Because Presto is a distributed system composed of a coordinator and workers, each worker can connect to one or more data sources through corresponding connectors.
The coordinator receives the query from the client and optimises and plans the query execution, breaking it down into constituent parts, to produce the most efficient execution steps. The execution steps are sent to the workers which then use the connectors to submit tasks to the data sources. The tasks could be file reads, or SQL statements, and are optimised for the data source and the way in which the source organises its data, taking into account partitioning and indexing for example.
The data sources supported by Presto are numerous and can be an RDBMS, a noSQL DB, or Parquet/ORC files in an object store like S3 for example. The data sources execute the low level queries by scanning, performing filtering, partition pruning etc. and return the results back to the Presto workers. The join operation (and other processing) is performed by the workers on the received data, consolidated, and the joined result set is returned back to the coordinator.
You will notice Presto uses a “push model” which is different, for example, to Hive’s “pull model”. Presto pushes execution steps to the data sources, so some processing happens at the source, and some happens in Presto’s workers. The workers also communicate between each other, and the processing takes place in memory which makes it very efficient, suitable for interactive queries. Hive on the other hand will read/pull a block of a data file, execute tasks, then wait for the next block, using the map reduce framework. Hive’s approach is not suitable for interactive queries since it is reading raw data from disk and storing intermediate data to disk, all using the framework MapReduce, which is better suited to long-running batch processing. This diagram compares Hive and Presto’s execution approaches:

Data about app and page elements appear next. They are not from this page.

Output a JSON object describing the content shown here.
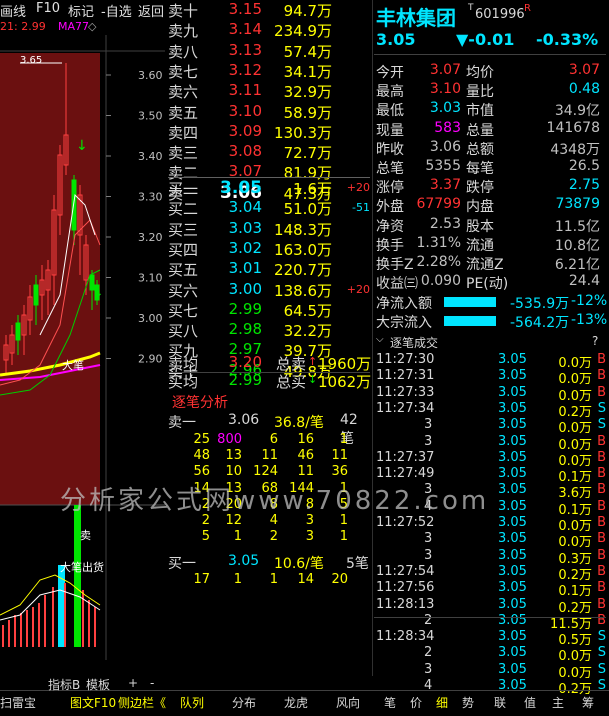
{
  "toolbar": {
    "items": [
      "画线",
      "F10",
      "标记",
      "-自选",
      "返回"
    ]
  },
  "indicator_line": {
    "prefix": "21: 2.99",
    "ma_label": "MA77"
  },
  "chart": {
    "y_ticks": [
      "3.60",
      "3.50",
      "3.40",
      "3.30",
      "3.20",
      "3.10",
      "3.00",
      "2.90"
    ],
    "high_label": "3.65",
    "big_pen_label": "大笔",
    "sub_labels": [
      "大笔出货"
    ],
    "x_ticks": [
      "2",
      "3"
    ],
    "period_label": "日线"
  },
  "stock": {
    "name": "丰林集团",
    "superscript": "T",
    "code": "601996",
    "r_mark": "R",
    "price": "3.05",
    "change": "▼-0.01",
    "change_pct": "-0.33%"
  },
  "order_book": {
    "asks": [
      {
        "label": "卖十",
        "price": "3.15",
        "vol": "94.7万"
      },
      {
        "label": "卖九",
        "price": "3.14",
        "vol": "234.9万"
      },
      {
        "label": "卖八",
        "price": "3.13",
        "vol": "57.4万"
      },
      {
        "label": "卖七",
        "price": "3.12",
        "vol": "34.1万"
      },
      {
        "label": "卖六",
        "price": "3.11",
        "vol": "32.9万"
      },
      {
        "label": "卖五",
        "price": "3.10",
        "vol": "58.9万"
      },
      {
        "label": "卖四",
        "price": "3.09",
        "vol": "130.3万"
      },
      {
        "label": "卖三",
        "price": "3.08",
        "vol": "72.7万"
      },
      {
        "label": "卖二",
        "price": "3.07",
        "vol": "81.9万"
      },
      {
        "label": "卖一",
        "price": "3.06",
        "vol": "47.3万"
      }
    ],
    "bids": [
      {
        "label": "买一",
        "price": "3.05",
        "vol": "1.6万",
        "chg": "+20"
      },
      {
        "label": "买二",
        "price": "3.04",
        "vol": "51.0万",
        "chg": "-51"
      },
      {
        "label": "买三",
        "price": "3.03",
        "vol": "148.3万",
        "chg": ""
      },
      {
        "label": "买四",
        "price": "3.02",
        "vol": "163.0万",
        "chg": ""
      },
      {
        "label": "买五",
        "price": "3.01",
        "vol": "220.7万",
        "chg": ""
      },
      {
        "label": "买六",
        "price": "3.00",
        "vol": "138.6万",
        "chg": "+20"
      },
      {
        "label": "买七",
        "price": "2.99",
        "vol": "64.5万",
        "chg": ""
      },
      {
        "label": "买八",
        "price": "2.98",
        "vol": "32.2万",
        "chg": ""
      },
      {
        "label": "买九",
        "price": "2.97",
        "vol": "39.7万",
        "chg": ""
      },
      {
        "label": "买十",
        "price": "2.96",
        "vol": "49.8万",
        "chg": ""
      }
    ],
    "ask_avg": {
      "label": "卖均",
      "price": "3.20",
      "total_label": "总卖",
      "total": "1960万"
    },
    "bid_avg": {
      "label": "买均",
      "price": "2.99",
      "total_label": "总买",
      "total": "1062万"
    }
  },
  "tick_analysis": {
    "title": "逐笔分析",
    "sell_header": {
      "label": "卖一",
      "price": "3.06",
      "vol": "36.8/笔",
      "count": "42笔"
    },
    "sell_grid": [
      [
        "25",
        "800",
        "6",
        "16",
        "1"
      ],
      [
        "48",
        "13",
        "11",
        "46",
        "11"
      ],
      [
        "56",
        "10",
        "124",
        "11",
        "36"
      ],
      [
        "14",
        "13",
        "68",
        "144",
        "1"
      ],
      [
        "2",
        "20",
        "8",
        "8",
        "5"
      ],
      [
        "2",
        "12",
        "4",
        "3",
        "1"
      ],
      [
        "5",
        "1",
        "2",
        "3",
        "1"
      ]
    ],
    "buy_header": {
      "label": "买一",
      "price": "3.05",
      "vol": "10.6/笔",
      "count": "5笔"
    },
    "buy_grid": [
      [
        "17",
        "1",
        "1",
        "14",
        "20"
      ]
    ]
  },
  "quote": {
    "rows": [
      {
        "l1": "今开",
        "v1": "3.07",
        "l2": "均价",
        "v2": "3.07"
      },
      {
        "l1": "最高",
        "v1": "3.10",
        "l2": "量比",
        "v2": "0.48"
      },
      {
        "l1": "最低",
        "v1": "3.03",
        "l2": "市值",
        "v2": "34.9亿"
      },
      {
        "l1": "现量",
        "v1": "583",
        "l2": "总量",
        "v2": "141678"
      },
      {
        "l1": "昨收",
        "v1": "3.06",
        "l2": "总额",
        "v2": "4348万"
      },
      {
        "l1": "总笔",
        "v1": "5355",
        "l2": "每笔",
        "v2": "26.5"
      },
      {
        "l1": "涨停",
        "v1": "3.37",
        "l2": "跌停",
        "v2": "2.75"
      },
      {
        "l1": "外盘",
        "v1": "67799",
        "l2": "内盘",
        "v2": "73879"
      },
      {
        "l1": "净资",
        "v1": "2.53",
        "l2": "股本",
        "v2": "11.5亿"
      },
      {
        "l1": "换手",
        "v1": "1.31%",
        "l2": "流通",
        "v2": "10.8亿"
      },
      {
        "l1": "换手Z",
        "v1": "2.28%",
        "l2": "流通Z",
        "v2": "6.21亿"
      },
      {
        "l1": "收益㈢",
        "v1": "0.090",
        "l2": "PE(动)",
        "v2": "24.4"
      }
    ],
    "net_inflow": {
      "label": "净流入额",
      "value": "-535.9万",
      "pct": "-12%"
    },
    "block_inflow": {
      "label": "大宗流入",
      "value": "-564.2万",
      "pct": "-13%"
    }
  },
  "trades": {
    "title": "逐笔成交",
    "rows": [
      {
        "time": "11:27:30",
        "price": "3.05",
        "vol": "0.0万",
        "side": "B"
      },
      {
        "time": "11:27:31",
        "price": "3.05",
        "vol": "0.0万",
        "side": "B"
      },
      {
        "time": "11:27:33",
        "price": "3.05",
        "vol": "0.0万",
        "side": "B"
      },
      {
        "time": "11:27:34",
        "price": "3.05",
        "vol": "0.2万",
        "side": "S"
      },
      {
        "time": "3",
        "price": "3.05",
        "vol": "0.0万",
        "side": "S"
      },
      {
        "time": "3",
        "price": "3.05",
        "vol": "0.0万",
        "side": "B"
      },
      {
        "time": "11:27:37",
        "price": "3.05",
        "vol": "0.0万",
        "side": "B"
      },
      {
        "time": "11:27:49",
        "price": "3.05",
        "vol": "0.1万",
        "side": "B"
      },
      {
        "time": "3",
        "price": "3.05",
        "vol": "3.6万",
        "side": "B"
      },
      {
        "time": "4",
        "price": "3.05",
        "vol": "0.1万",
        "side": "B"
      },
      {
        "time": "11:27:52",
        "price": "3.05",
        "vol": "0.0万",
        "side": "B"
      },
      {
        "time": "3",
        "price": "3.05",
        "vol": "0.0万",
        "side": "B"
      },
      {
        "time": "3",
        "price": "3.05",
        "vol": "0.3万",
        "side": "B"
      },
      {
        "time": "11:27:54",
        "price": "3.05",
        "vol": "0.2万",
        "side": "B"
      },
      {
        "time": "11:27:56",
        "price": "3.05",
        "vol": "0.1万",
        "side": "B"
      },
      {
        "time": "11:28:13",
        "price": "3.05",
        "vol": "0.2万",
        "side": "B"
      },
      {
        "time": "2",
        "price": "3.05",
        "vol": "11.5万",
        "side": "B"
      },
      {
        "time": "11:28:34",
        "price": "3.05",
        "vol": "0.5万",
        "side": "S"
      },
      {
        "time": "2",
        "price": "3.05",
        "vol": "0.0万",
        "side": "S"
      },
      {
        "time": "3",
        "price": "3.05",
        "vol": "0.0万",
        "side": "S"
      },
      {
        "time": "4",
        "price": "3.05",
        "vol": "0.2万",
        "side": "S"
      }
    ]
  },
  "bottom_tabs": {
    "left": [
      "扫雷宝",
      "指标B",
      "模板",
      "+",
      "-"
    ],
    "right": [
      "图文F10",
      "侧边栏《",
      "队列",
      "分布",
      "龙虎",
      "风向",
      "笔",
      "价",
      "细",
      "势",
      "联",
      "值",
      "主",
      "筹"
    ]
  },
  "watermark": "分析家公式网www.70822.com",
  "colors": {
    "up": "#ff3232",
    "down": "#00e600",
    "accent": "#00e5ff",
    "volume": "#ffff00",
    "chart_bg": "#6b1010"
  }
}
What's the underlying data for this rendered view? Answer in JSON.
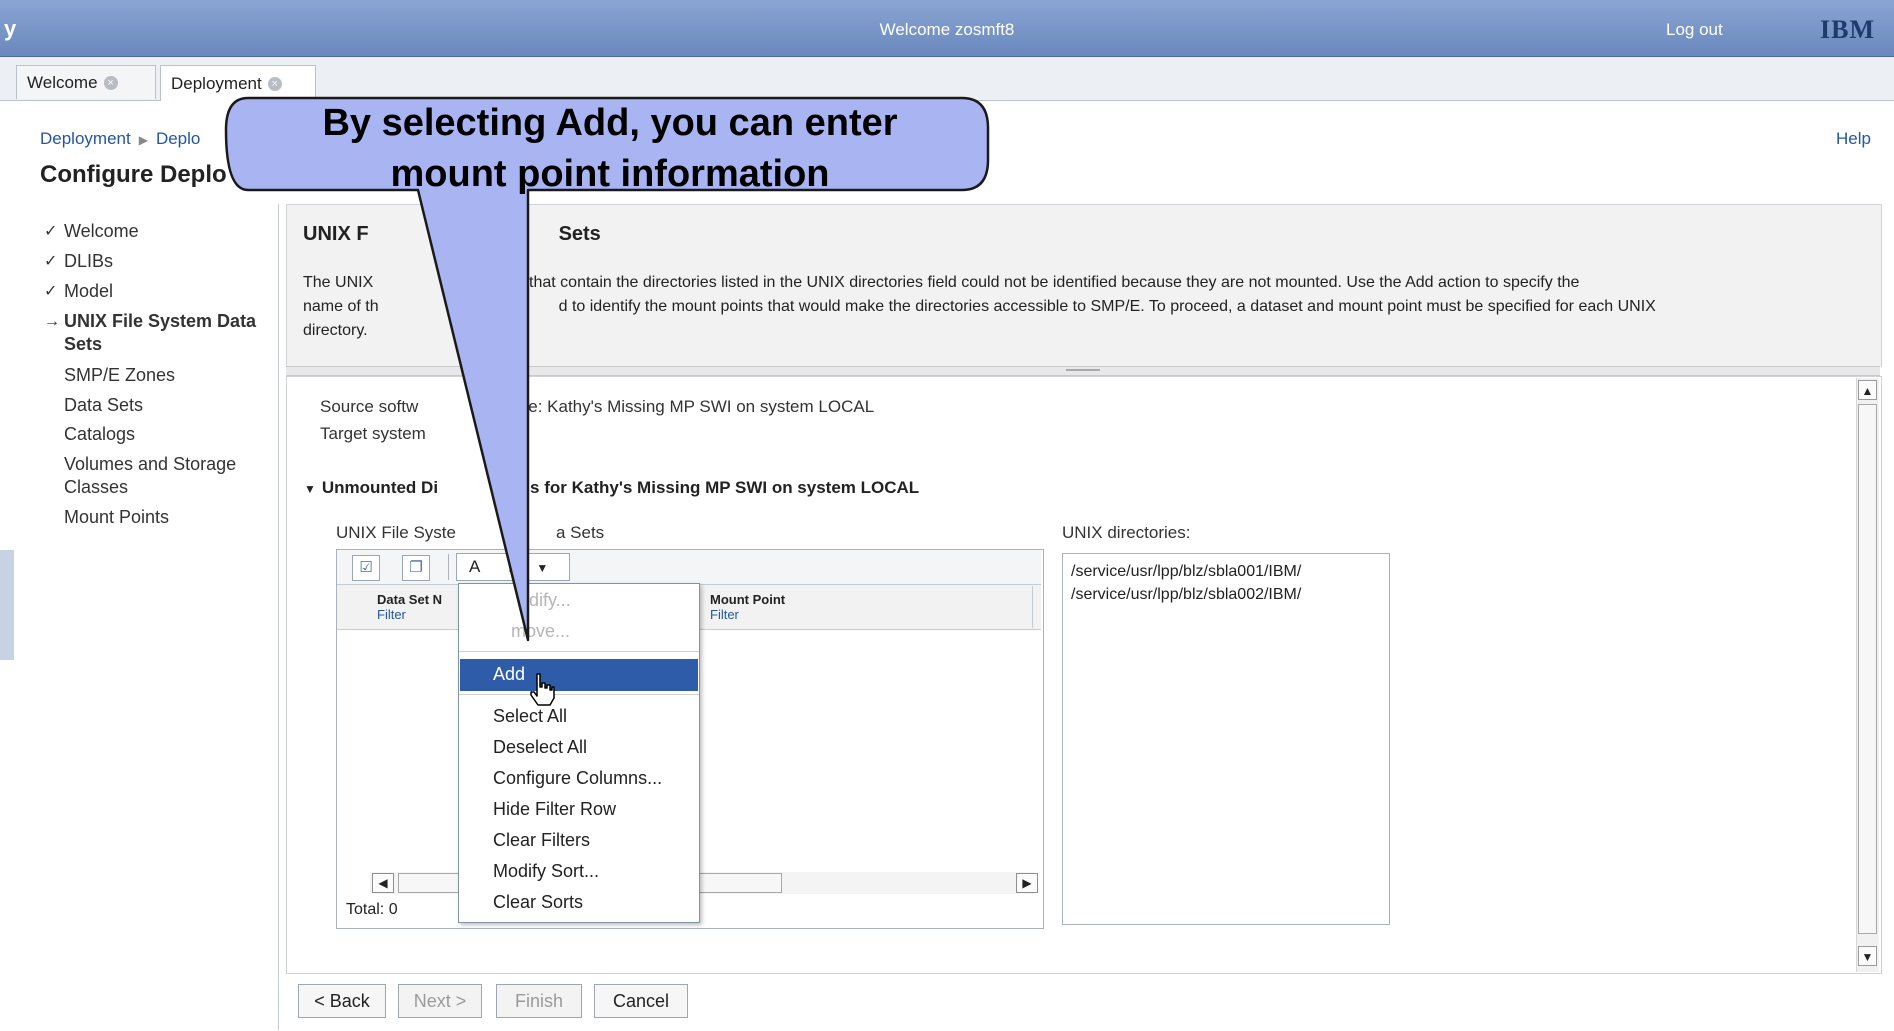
{
  "banner": {
    "left_fragment": "y",
    "welcome": "Welcome zosmft8",
    "logout": "Log out",
    "logo": "IBM"
  },
  "tabs": [
    {
      "label": "Welcome"
    },
    {
      "label": "Deployment"
    }
  ],
  "breadcrumb": {
    "item1": "Deployment",
    "item2": "Deplo"
  },
  "page_title": "Configure Deplo",
  "help": "Help",
  "nav": {
    "items": [
      {
        "label": "Welcome",
        "mark": "✓"
      },
      {
        "label": "DLIBs",
        "mark": "✓"
      },
      {
        "label": "Model",
        "mark": "✓"
      },
      {
        "label_line1": "UNIX File System Data",
        "label_line2": "Sets",
        "mark": "→"
      },
      {
        "label": "SMP/E Zones"
      },
      {
        "label": "Data Sets"
      },
      {
        "label": "Catalogs"
      },
      {
        "label_line1": "Volumes and Storage",
        "label_line2": "Classes"
      },
      {
        "label": "Mount Points"
      }
    ]
  },
  "header": {
    "title_a": "UNIX F",
    "title_b": "Sets",
    "desc_line1_a": "The UNIX",
    "desc_line1_b": "ets that contain the directories listed in the UNIX directories field could not be identified because they are not mounted. Use the Add action to specify the",
    "desc_line2_a": "name of th",
    "desc_line2_b": "d to identify the mount points that would make the directories accessible to SMP/E.  To proceed, a dataset and mount point must be specified for each UNIX",
    "desc_line3": "directory."
  },
  "main": {
    "source_a": "Source softw",
    "source_b": "e: Kathy's Missing MP SWI on system LOCAL",
    "target_a": "Target system",
    "section_a": "Unmounted Di",
    "section_b": "s for Kathy's Missing MP SWI on system LOCAL",
    "table_label_a": "UNIX File Syste",
    "table_label_b": "a Sets",
    "actions_a": "A",
    "actions_b": "ns",
    "col1": "Data Set N",
    "col1_filter": "Filter",
    "col2": "Mount Point",
    "col2_filter": "Filter",
    "total": "Total: 0",
    "dirs_label": "UNIX directories:",
    "dirs": [
      "/service/usr/lpp/blz/sbla001/IBM/",
      "/service/usr/lpp/blz/sbla002/IBM/"
    ]
  },
  "menu": {
    "modify": "odify...",
    "remove": "move...",
    "add": "Add",
    "select_all": "Select All",
    "deselect_all": "Deselect All",
    "configure_columns": "Configure Columns...",
    "hide_filter_row": "Hide Filter Row",
    "clear_filters": "Clear Filters",
    "modify_sort": "Modify Sort...",
    "clear_sorts": "Clear Sorts"
  },
  "buttons": {
    "back": "< Back",
    "next": "Next >",
    "finish": "Finish",
    "cancel": "Cancel"
  },
  "callout": {
    "line1": "By selecting Add, you can enter",
    "line2": "mount point information",
    "fill": "#a9b4f2"
  },
  "colors": {
    "banner": "#7892c6",
    "selected_menu": "#2f5ca9",
    "link": "#2456a4"
  }
}
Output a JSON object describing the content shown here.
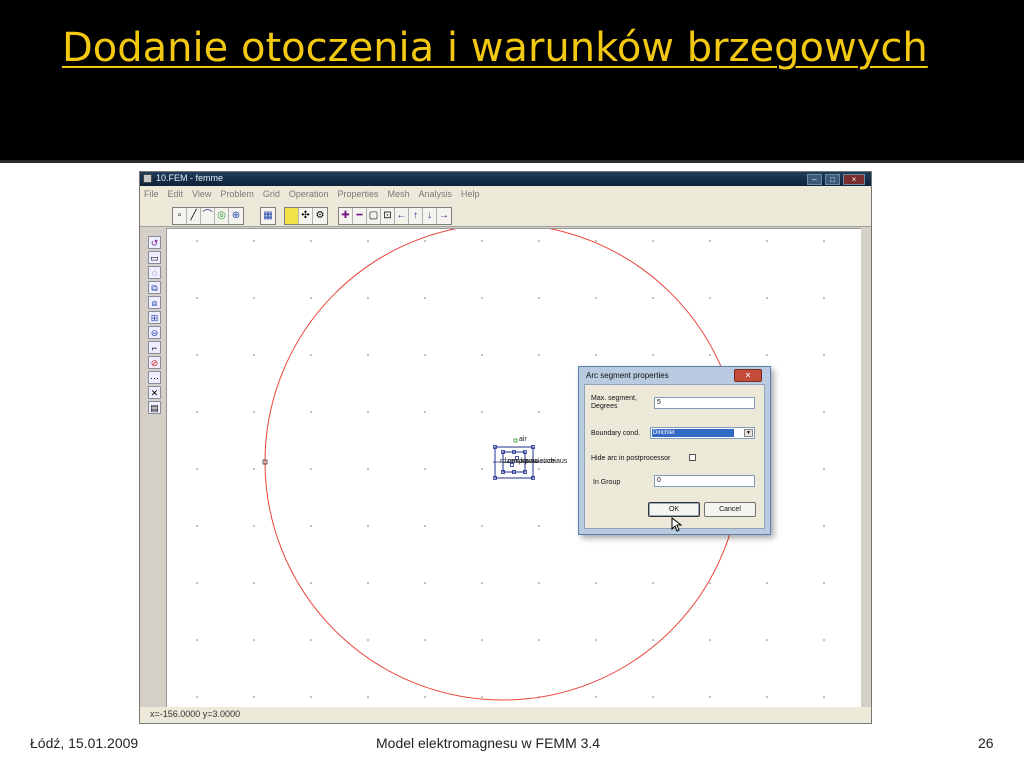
{
  "slide": {
    "title": "Dodanie otoczenia i warunków brzegowych",
    "footer_left": "Łódź, 15.01.2009",
    "footer_center": "Model elektromagnesu w FEMM 3.4",
    "page_number": "26"
  },
  "app": {
    "window_title": "10.FEM - femme",
    "menu": [
      "File",
      "Edit",
      "View",
      "Problem",
      "Grid",
      "Operation",
      "Properties",
      "Mesh",
      "Analysis",
      "Help"
    ],
    "status": "x=-156.0000 y=3.0000"
  },
  "canvas": {
    "labels": [
      "air",
      "rdzen",
      "cewka",
      "prawa",
      "powietrze",
      "chiaus"
    ]
  },
  "dialog": {
    "title": "Arc segment properties",
    "max_segment_label_1": "Max. segment,",
    "max_segment_label_2": "Degrees",
    "max_segment_value": "5",
    "boundary_label": "Boundary cond.",
    "boundary_value": "Dirichlet",
    "hide_arc_label": "Hide arc in postprocessor",
    "group_label": "In Group",
    "group_value": "0",
    "ok": "OK",
    "cancel": "Cancel"
  },
  "colors": {
    "title_yellow": "#f2c811",
    "arc_red": "#e8443a",
    "selection_blue": "#1e2f8c"
  }
}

How Presto Joins Relational and Non-Relational Sources
The next diagram shows some of Presto’s core Coordinator components, and the kinds of tasks Presto’s workers handle. In this simplistic example there are two data sources being accessed; one Worker is scanning a Hive data source, the other worker is scanning a mongoDB data source. Remember Presto does not use Hive’s mapreduce query engine or HQL – the diagram’s “hive” worker means it is using the “hive connector” and the file system is the metastore information, and the raw source data is external to Presto, maybe in HDFS in Parquet or Orc format, for example. The Worker dealing with mongo data is described as being on “the probe side” (in this example) whereby the mongo data is read, processed, normalized into columnar stores in Presto and then shuffled (or exchanged) across the cluster to the “builder” worker (the worker dealing with the hive data here) for the actual join to take place.
This is a simplistic example since in reality Presto is more sophisticated – the join operation could be running in parallel across multiple workers, with a final stage running on one node (since it cannot be parallelized). This final stage is represented by the third worker at the top of the diagram labeled “Output”. This outputNode’s task is to stream out the result set back to the coordinator, and then back to the client.
Joins – Summary
It’s easy to see how Presto is the “Polyglot Data Access Layer” since it doesn’t matter where your data lives, any query can access any data, in-place, without ETL or data shipping or duplication. It is true federation. Even when blending very different sources of data, like JSON data in elasticsearch or mongodb with tables in a MySQL RDBMS, Presto takes care of the flattening and processing to provide a complete, unified view of your data corpus.
If you want to try out Presto, take a look at Ahana Cloud. It provides a managed service for Presto in AWS.